Hodgson's Key Decision; Persistence or Change?
Fourteen games into the season, and Roy Hodgson finds himself at a fork in the road, where each path could lead Liverpool to a very different outcome in May.
Of course, it has been said after almost every win this year that Liverpool will kickstart their season, and by contrast every loss has apparently indicated 'an end to Liverpools top four hopes'.
The key point here is that no one action or event will define Liverpool's season, but Roy Hodgson and the club's director find themselves needing to make a variety of crucial decisions which cumulatively may do just that. After a strange premier league period of wins followed by one point from two games and then a convincing home thumping, it is difficult to know if the club is on the right track or in need of a drastic rerouting.
Whilst the game against West Ham was not exactly a clash of the titans, many positives can be drawn from the performance, and perhaps give an indication of what Hodgson should do in future.
The decision to play 4-4-2 clearly paid dividends, and the majority of reds fans would tell you that this formation is the way forward.It is widely believed that Hodgson is often too defensive and a club like Liverpool don't need to play with two holding midfield players and one striker.
Of course, this system worked under Benitez, but this was due to one man.
No player as of yet has been able to take up Alonso's role of being the superb defensive rock with a fantastic football mind and passing ability. These attributes of Alonso caused him to connect with Gerrard so well and inject an attacking feel to the side.

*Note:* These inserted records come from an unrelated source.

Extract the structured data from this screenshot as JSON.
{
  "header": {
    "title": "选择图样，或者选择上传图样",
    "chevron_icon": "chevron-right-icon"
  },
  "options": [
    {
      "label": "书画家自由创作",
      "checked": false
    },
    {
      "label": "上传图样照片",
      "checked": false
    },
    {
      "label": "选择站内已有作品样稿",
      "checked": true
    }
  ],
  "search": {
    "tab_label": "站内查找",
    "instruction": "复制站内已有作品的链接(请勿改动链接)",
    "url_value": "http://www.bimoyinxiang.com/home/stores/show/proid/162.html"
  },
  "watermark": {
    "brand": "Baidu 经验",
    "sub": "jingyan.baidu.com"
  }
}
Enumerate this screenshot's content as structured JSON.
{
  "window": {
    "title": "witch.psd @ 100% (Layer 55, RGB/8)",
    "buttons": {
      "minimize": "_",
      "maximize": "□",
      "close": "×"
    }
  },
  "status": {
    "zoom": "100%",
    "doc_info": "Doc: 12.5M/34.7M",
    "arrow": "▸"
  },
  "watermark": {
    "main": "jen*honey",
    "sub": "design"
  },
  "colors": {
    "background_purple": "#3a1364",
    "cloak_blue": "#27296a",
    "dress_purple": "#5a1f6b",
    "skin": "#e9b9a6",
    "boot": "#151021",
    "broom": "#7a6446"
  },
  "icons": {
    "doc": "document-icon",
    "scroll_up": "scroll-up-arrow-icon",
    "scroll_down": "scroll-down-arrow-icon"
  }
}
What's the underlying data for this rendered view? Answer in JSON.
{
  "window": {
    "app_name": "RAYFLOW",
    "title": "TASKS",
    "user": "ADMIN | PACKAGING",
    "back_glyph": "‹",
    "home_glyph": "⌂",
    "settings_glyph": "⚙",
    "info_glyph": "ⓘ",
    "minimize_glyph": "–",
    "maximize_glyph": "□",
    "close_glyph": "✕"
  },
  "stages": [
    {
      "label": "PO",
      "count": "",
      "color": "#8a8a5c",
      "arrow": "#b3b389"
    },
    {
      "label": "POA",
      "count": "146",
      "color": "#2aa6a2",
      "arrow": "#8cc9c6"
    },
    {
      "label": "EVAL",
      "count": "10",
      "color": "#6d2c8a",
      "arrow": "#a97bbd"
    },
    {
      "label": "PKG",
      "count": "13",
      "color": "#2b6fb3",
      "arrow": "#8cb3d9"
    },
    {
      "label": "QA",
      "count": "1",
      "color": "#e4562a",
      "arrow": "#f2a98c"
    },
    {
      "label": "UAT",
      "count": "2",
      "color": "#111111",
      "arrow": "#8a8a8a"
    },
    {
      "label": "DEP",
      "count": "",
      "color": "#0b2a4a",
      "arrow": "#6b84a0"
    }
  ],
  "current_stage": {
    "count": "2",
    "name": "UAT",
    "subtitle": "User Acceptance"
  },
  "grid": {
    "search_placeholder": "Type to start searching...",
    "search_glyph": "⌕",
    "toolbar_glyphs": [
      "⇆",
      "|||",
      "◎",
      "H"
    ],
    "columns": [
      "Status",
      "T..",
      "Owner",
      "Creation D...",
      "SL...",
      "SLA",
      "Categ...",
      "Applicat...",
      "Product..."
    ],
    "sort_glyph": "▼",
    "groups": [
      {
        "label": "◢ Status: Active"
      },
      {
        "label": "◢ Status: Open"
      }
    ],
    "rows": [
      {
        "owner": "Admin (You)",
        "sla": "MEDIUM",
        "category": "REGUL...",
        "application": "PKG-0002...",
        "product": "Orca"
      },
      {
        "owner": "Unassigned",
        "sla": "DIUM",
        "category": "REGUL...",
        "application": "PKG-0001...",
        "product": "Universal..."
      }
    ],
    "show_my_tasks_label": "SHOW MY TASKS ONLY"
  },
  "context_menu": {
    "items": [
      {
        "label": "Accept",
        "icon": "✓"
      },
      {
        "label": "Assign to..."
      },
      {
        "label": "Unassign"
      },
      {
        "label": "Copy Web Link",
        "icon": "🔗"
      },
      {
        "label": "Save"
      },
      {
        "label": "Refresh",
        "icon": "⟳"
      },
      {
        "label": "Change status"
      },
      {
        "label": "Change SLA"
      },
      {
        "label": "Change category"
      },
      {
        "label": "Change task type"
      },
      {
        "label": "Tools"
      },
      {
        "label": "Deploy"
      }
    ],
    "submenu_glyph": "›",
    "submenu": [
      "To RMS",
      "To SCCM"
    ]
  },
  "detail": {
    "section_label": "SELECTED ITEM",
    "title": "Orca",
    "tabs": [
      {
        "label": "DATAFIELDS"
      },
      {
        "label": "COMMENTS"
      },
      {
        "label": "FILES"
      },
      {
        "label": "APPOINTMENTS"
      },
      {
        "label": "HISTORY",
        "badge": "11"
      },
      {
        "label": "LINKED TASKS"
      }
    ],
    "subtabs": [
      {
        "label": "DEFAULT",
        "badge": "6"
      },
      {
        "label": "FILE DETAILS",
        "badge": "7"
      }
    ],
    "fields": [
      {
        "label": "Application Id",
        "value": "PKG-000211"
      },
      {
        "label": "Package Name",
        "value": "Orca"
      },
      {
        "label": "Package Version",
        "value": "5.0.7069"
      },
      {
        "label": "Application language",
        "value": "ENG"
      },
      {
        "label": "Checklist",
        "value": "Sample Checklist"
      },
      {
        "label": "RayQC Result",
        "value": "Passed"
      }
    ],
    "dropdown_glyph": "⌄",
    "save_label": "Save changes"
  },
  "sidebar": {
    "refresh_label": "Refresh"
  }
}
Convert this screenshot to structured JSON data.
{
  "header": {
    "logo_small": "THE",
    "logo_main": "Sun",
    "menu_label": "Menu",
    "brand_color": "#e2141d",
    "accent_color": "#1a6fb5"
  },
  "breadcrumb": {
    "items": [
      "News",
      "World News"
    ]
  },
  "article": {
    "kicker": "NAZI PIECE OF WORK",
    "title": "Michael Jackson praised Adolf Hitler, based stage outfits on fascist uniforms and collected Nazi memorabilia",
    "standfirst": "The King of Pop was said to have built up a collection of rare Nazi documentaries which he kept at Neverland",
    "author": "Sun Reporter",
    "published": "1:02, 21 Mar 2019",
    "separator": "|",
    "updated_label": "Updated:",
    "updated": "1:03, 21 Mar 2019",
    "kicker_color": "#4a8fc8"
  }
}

Whilst no player can recreate Alonso's prescence, there would appear to be a way around it. On almost every occasion where Liverpool have played 4-4-2 the team has functioned much better. The reshaping at Old Trafford using David Ngog after which Liverpool clawed themselves back into the game springs to mind.
Many may argue that Liverpool do not have a striker of sufficient quality to accompany Torres. Interestingly though, perhaps the more important point is that this season Torres has appeared to play much better with someone next to him, regardless of their ability. So in using a second striker, not only could Hodgson give the side a more positive outlook but also improve the performance of his main frontman.
On the subject of position selection, Raul Meireles causes much debate.
The two best performances of Meireles have undoubtedly come against Manchester United and West Ham. The connection? In both matches Meireles played in central midfield. Obviously there have been occasions where he has played in the middle of the park and not impressed, but crucially every time Hodgson has stuck Meireles on the right flank he has been simply average.
As much as Hodsgon wants him to be, Meireles is not a right midfielder. However, he is worthy of a place in central midfield alongside Steven Gerrard. The sooner the manager realises this the sooner Meireles can improve and excel as a player.
If Hodgson can make the right decisions on these points activity during the transfer window will not be as important, and a string of good performances and results can set Liverpool's top four challenge in full motion.
Furthermore, these few games leading up to Christmas are paticularly important as they can convince the owners not only to invest transfer funds but also to keep Hodgson in the job.
If Hodgson decided to stick with the 4-5-1 defensive formation it may end up succeeding, but there is also a high chance with this method of action that Hodgson may look back come the end of the season regretting his lack of courage to change things, and now is the point where decision is key.